John Rocque's map of 1746 shows the churchyard surrounded by trees on all four sides. In the 1840s part of the churchyard was compulsorily purchased when the London Dock Company built Shadwell New Basin, during construction of which in 1858 it was discovered that the church was collapsing into the excavation, so buttresses were added to the churchyard wall. After it closed for burials, the churchyard was improved by the Metropolitan Public Gardens Association in 1886 when it was laid out as a garden, with a partially flagged area in front for recreation. The design was by Fanny Wilkinson, the MPGA's landscape gardener. Many chest tombs, monuments and headstones were retained, some of which are enclosed with C19th railings, and the churchyard also has notable plane trees. The churchyard was largely cleared of memorials in the 1920s and was used for nature study, and a war memorial cross was erected in 1923. Some restoration works took place to the church in 1931 and later in 1956 for the church's 300th anniversary, supported by among others John Betjeman, former Prime Minister Clement Atlee and the High Commissioner for Australia. At that time the churchyard was also renovated, including its Victorian rose garden that contained over 80 varieties. In the early 1980s funding from the London Docklands Development Corporation enabled refurbishment to the steeple, a new path from the churchyard to Shadwell Basin and the crypt was converted as a youth training centre, when 200 lead-lined coffins were removed to vaults under the western steps of the church. New railings were created to separate burial areas from the forecourt, and the C19th railings to The Highway were restored by English Heritage. There are brick walls on other boundaries, which in the south-west corner of the gardens has a gate leading to steps down to Shadwell Basin, now surrounded by contemporary housing.

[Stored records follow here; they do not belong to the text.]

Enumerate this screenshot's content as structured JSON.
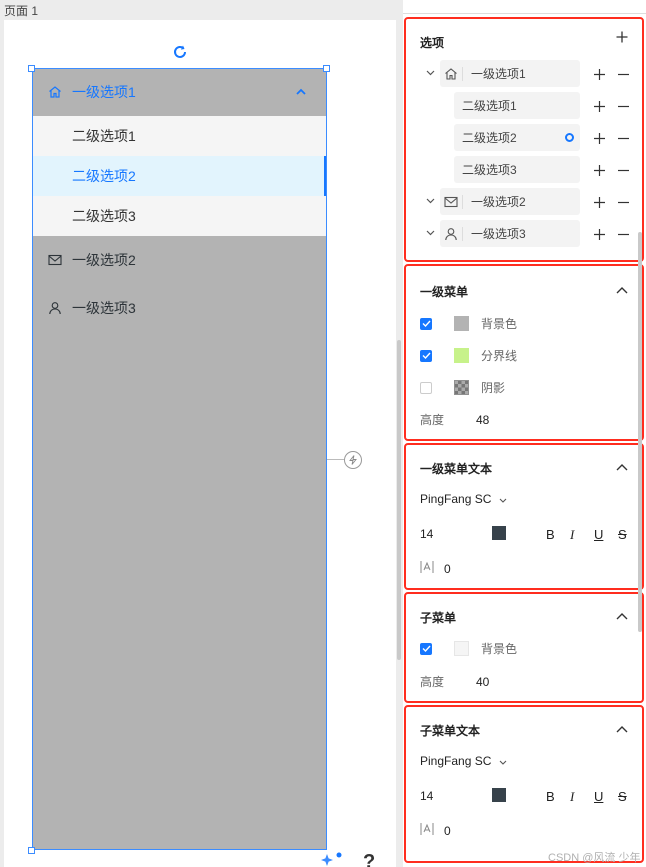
{
  "page": {
    "title": "页面 1"
  },
  "menu": {
    "items": [
      {
        "label": "一级选项1",
        "icon": "home-icon",
        "expanded": true
      },
      {
        "label": "一级选项2",
        "icon": "mail-icon"
      },
      {
        "label": "一级选项3",
        "icon": "user-icon"
      }
    ],
    "subitems": [
      "二级选项1",
      "二级选项2",
      "二级选项3"
    ],
    "selected_subitem": "二级选项2"
  },
  "options_panel": {
    "title": "选项",
    "tree": [
      {
        "label": "一级选项1",
        "icon": "home-icon"
      },
      {
        "label": "二级选项1"
      },
      {
        "label": "二级选项2",
        "selected_marker": true
      },
      {
        "label": "二级选项3"
      },
      {
        "label": "一级选项2",
        "icon": "mail-icon"
      },
      {
        "label": "一级选项3",
        "icon": "user-icon"
      }
    ]
  },
  "level1_menu": {
    "title": "一级菜单",
    "bg_label": "背景色",
    "bg_checked": true,
    "bg_color": "#b3b3b3",
    "divider_label": "分界线",
    "divider_checked": true,
    "divider_color": "#c7f28a",
    "shadow_label": "阴影",
    "shadow_checked": false,
    "height_label": "高度",
    "height_value": "48"
  },
  "level1_text": {
    "title": "一级菜单文本",
    "font": "PingFang SC",
    "size": "14",
    "color": "#37424b",
    "bold": "B",
    "italic": "I",
    "underline": "U",
    "strike": "S",
    "spacing": "0"
  },
  "submenu": {
    "title": "子菜单",
    "bg_label": "背景色",
    "bg_checked": true,
    "bg_color": "#f5f5f5",
    "height_label": "高度",
    "height_value": "40"
  },
  "submenu_text": {
    "title": "子菜单文本",
    "font": "PingFang SC",
    "size": "14",
    "color": "#37424b",
    "bold": "B",
    "italic": "I",
    "underline": "U",
    "strike": "S",
    "spacing": "0"
  },
  "colors": {
    "accent": "#1677ff",
    "highlight_border": "#ff2d1f",
    "menu_bg": "#b3b3b3",
    "sub_bg": "#f5f5f5",
    "sub_selected_bg": "#e2f4fd"
  },
  "watermark": "CSDN @风流 少年",
  "help_label": "?"
}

Famous parishioners included Jane Randolph, who lived in Shadwell and was baptised here in 1720. She married Peter Jefferson of Virginia in 1739 and their plantation there was named Shadwell after her birthplace. Their son was Thomas Jefferson, third President of the United States. Henry William Perkin, who founded the modern dye-stuff industry, was born nearby in 1838 and baptised here. John Wesley preached here more than once.
The Green Gables Montessori Nursery was for a time housed in the Crypt and used the churchyard gardens.
Lieut. Col J J Sexby, The Municipal Parks, Gardens and Open Space of London (their History and Associations, Elliott Stock (London) 1895 (1905 edition). Detailed History of St Paul's Shadwell by Alan Baxter Associates on church website. Postcard of the Month No 43 December 2003 www.eastlondonpostcard.co.uk